Traditional Chinese Medicine

What is Traditional Chinese Medicine?

Traditional Chinese Medicine (TCM) has gained worldwide respect and recognition. It is an ancient form of oriental medicine that employs Acupuncture and Herbs to address imbalances in the body that are considered to contribute to illness and disease.

The art of Chinese medicine has a history that dates back a few thousand years and integrates the concepts of Yin and Yang, the five elements (wood, fire, earth, metal, water), and the union of man and nature. This unique oriental medicine theory is rooted in Chinese philosophy and is one of a kind in the health care community.

Chinese Medicine is considered to be a complete system and is currently integrated in modern hospitals and clinics throughout most of Asia and many other nations around the world.

A basic principle of TCM is that every person is composed of both electrical energies (protons, electrons, and neutrons that create atoms which course through the body), and chemical energies (like the hormonal system). These energies are closely described as ‘Qi’ and ‘Blood’ or ‘Yin’ and ‘Yang’. Chinese Medicine aims to address both levels through the use of Acupuncture and Chinese herbal remedies.

bowls of herbs and plants
practitioner checking the pulse on the hand of a client

TCM practitioner

To a TCM practitioner every patient is considered to be unique, exhibiting a unique set of patterns, strengths, weakness and health dysfunctions. For this reason, patients are encouraged to share all their symptoms, regardless of whether or not they believe these symptoms to be significant.

TCM practitioners aim to restore the body back into balance so that it can function more optimally. But first the practitioner must assess (via a questionnaire and interview) and diagnose by reading the pulses on both wrists. There are three points, each with three depth levels that to a well-trained therapist reveal enormous amounts about the body’s organ systems and their condition.

The TCM treatment will then depend on which energy channel (meridian) is considered to be affected so that the experienced practitioner can address the imbalance with herbal remedies, dietary recommendations, acupuncture or acupressure massage.

Treatment Modalities May Include:

Chinese Herbs

 Herbal medicine is an integral part of Chinese medicine. The majority of the Chinese herbal medicine is from organic plant substances and certain minerals. Herbal formulae rarely elicit side effects and have been used for centuries across large populations. These formulations, when prescribed by a well-trained practitioner, can be used by adults, children, and the elderly, and are prescribed specificially for an individual’s needs. It is common for a TCM practitioner to combine prescription of Chinese herbs and acupuncture.


Acupuncture is a natural and gentle treatment that involves the insertion of fine needles in specific points along the body that are considered to either directly relate to or influence the disorder that your Acupuncturist is seeking to balance. For more information we refer you to the Acupuncture Evidence Project to help you determine whether TCM may be the treatment of choice for your particular disorder.

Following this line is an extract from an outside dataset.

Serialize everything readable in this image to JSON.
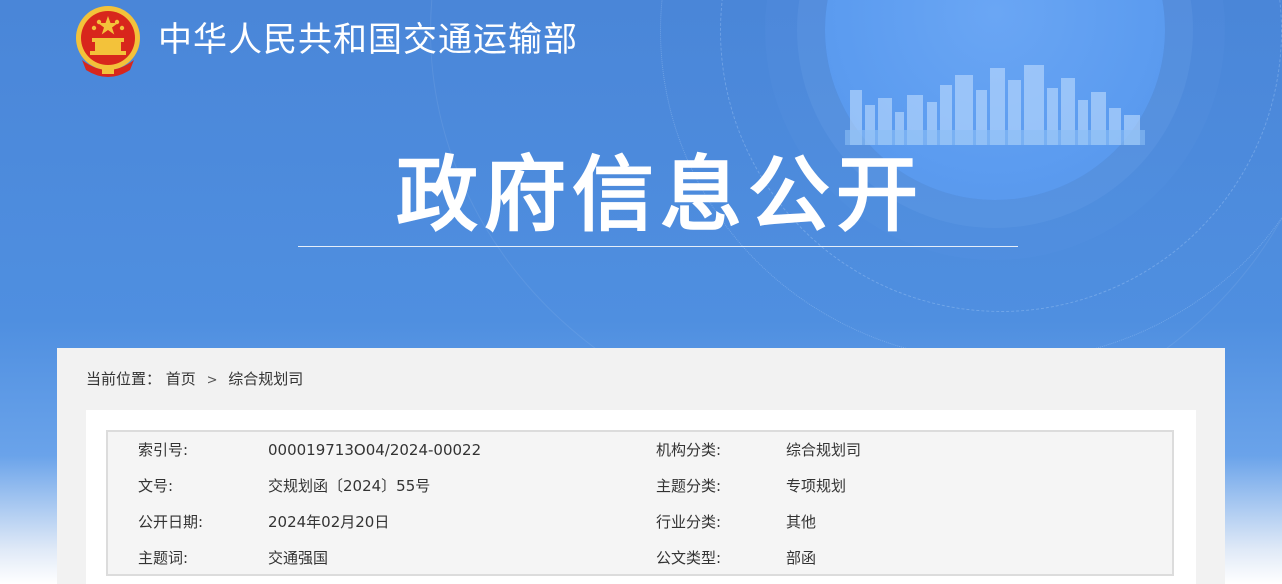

However, we advise that there are many other conditions that may be helped, managed or supported with TCM but for which there is still insufficient western scientific evidence.

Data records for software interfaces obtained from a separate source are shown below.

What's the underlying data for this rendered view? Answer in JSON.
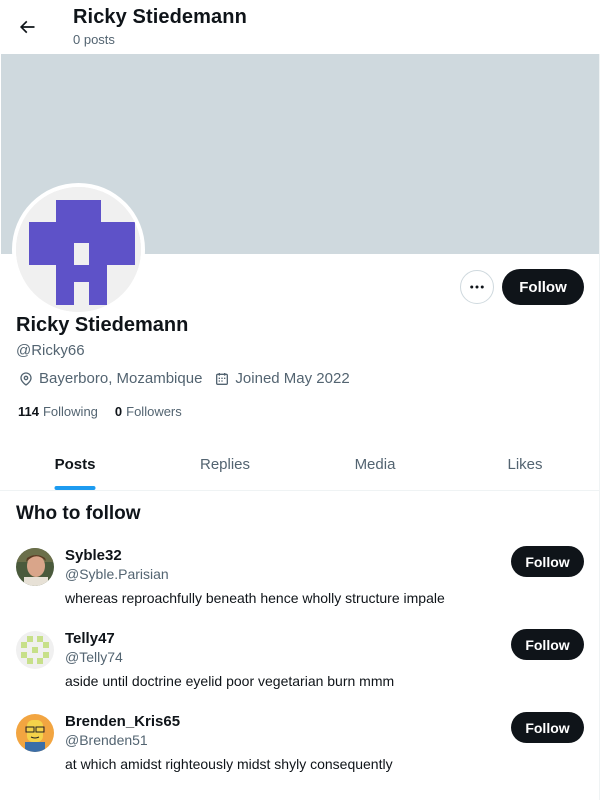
{
  "header": {
    "title": "Ricky Stiedemann",
    "subtitle": "0 posts"
  },
  "profile": {
    "name": "Ricky Stiedemann",
    "handle": "@Ricky66",
    "location": "Bayerboro, Mozambique",
    "joined": "Joined May 2022",
    "following_count": "114",
    "following_label": "Following",
    "followers_count": "0",
    "followers_label": "Followers",
    "follow_label": "Follow",
    "avatar_color": "#5e52c8",
    "banner_color": "#cfd9de"
  },
  "tabs": [
    {
      "label": "Posts",
      "active": true
    },
    {
      "label": "Replies",
      "active": false
    },
    {
      "label": "Media",
      "active": false
    },
    {
      "label": "Likes",
      "active": false
    }
  ],
  "who_to_follow": {
    "title": "Who to follow",
    "suggestions": [
      {
        "name": "Syble32",
        "handle": "@Syble.Parisian",
        "bio": "whereas reproachfully beneath hence wholly structure impale",
        "follow_label": "Follow",
        "avatar": "photo-avatar"
      },
      {
        "name": "Telly47",
        "handle": "@Telly74",
        "bio": "aside until doctrine eyelid poor vegetarian burn mmm",
        "follow_label": "Follow",
        "avatar": "identicon-avatar"
      },
      {
        "name": "Brenden_Kris65",
        "handle": "@Brenden51",
        "bio": "at which amidst righteously midst shyly consequently",
        "follow_label": "Follow",
        "avatar": "cartoon-avatar"
      }
    ]
  },
  "colors": {
    "accent": "#1d9bf0",
    "text_primary": "#0f1419",
    "text_secondary": "#536471"
  }
}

 This is a treatment technique in which local suction is created on the skin to allow toxins and stagnant blood flow to rise to the surface. Clearing stagnations stimulates tissue repair and facilitates restoration of function. Cupping is commonly used by practitioners to address conditions such as asthma, the common cold, pneumonia and bronchitis, gynaecological disorders, pain conditions and skin complaints.


 A form of thermal treatment that some Acupuncturists use to address, among other things, the symptoms of chronic musculoskeletal conditions, head colds and flu. The method often involves placing a small amount of mugwort herb in the centre of a disc that sits on the body. The practitioner then lights the herb, the warming effect of which penetrates the protective disc gently warming the selected acupuncture points.

Ear Acupuncture

 Also known as auricular therapy, it is based on the principles of Traditional Chinese Medicine and is regularly incorporated into an acupuncture treatment session. Widely used by therapists who aim to assist in the management of addictions, mood disturbances, obesity and pain.

How Long Will It Take To Achieve Results?

In general, acute conditions require fewer treatments and chronic conditions often need a longer commitment to regular treatment. Since every client’s health condition and constitution is unique, the number of and frequency of treatments varies. Many clients report experiencing some relief after the first few treatments. Just like the seasons, healing occurs in cycles. Recovery may include periods of change and then may plateau. While undergoing therapy for one aliment, other problems may resolve and over time, general health and wellbeing may be enhanced.

Six wooden spoons containing dried herbs and leaves

Chinese Medicine works best when patients are dedicated to their own healing, by adopting healthy daily habits (balanced and informed nutrition, exercise, stress-reduction). Because TCM has such a strong preventative component and is often employed to maintain health rather than to treat illness, TCM practitioners in China were once paid to keep people well and were not paid when they were required to treat a patient who had fallen ill.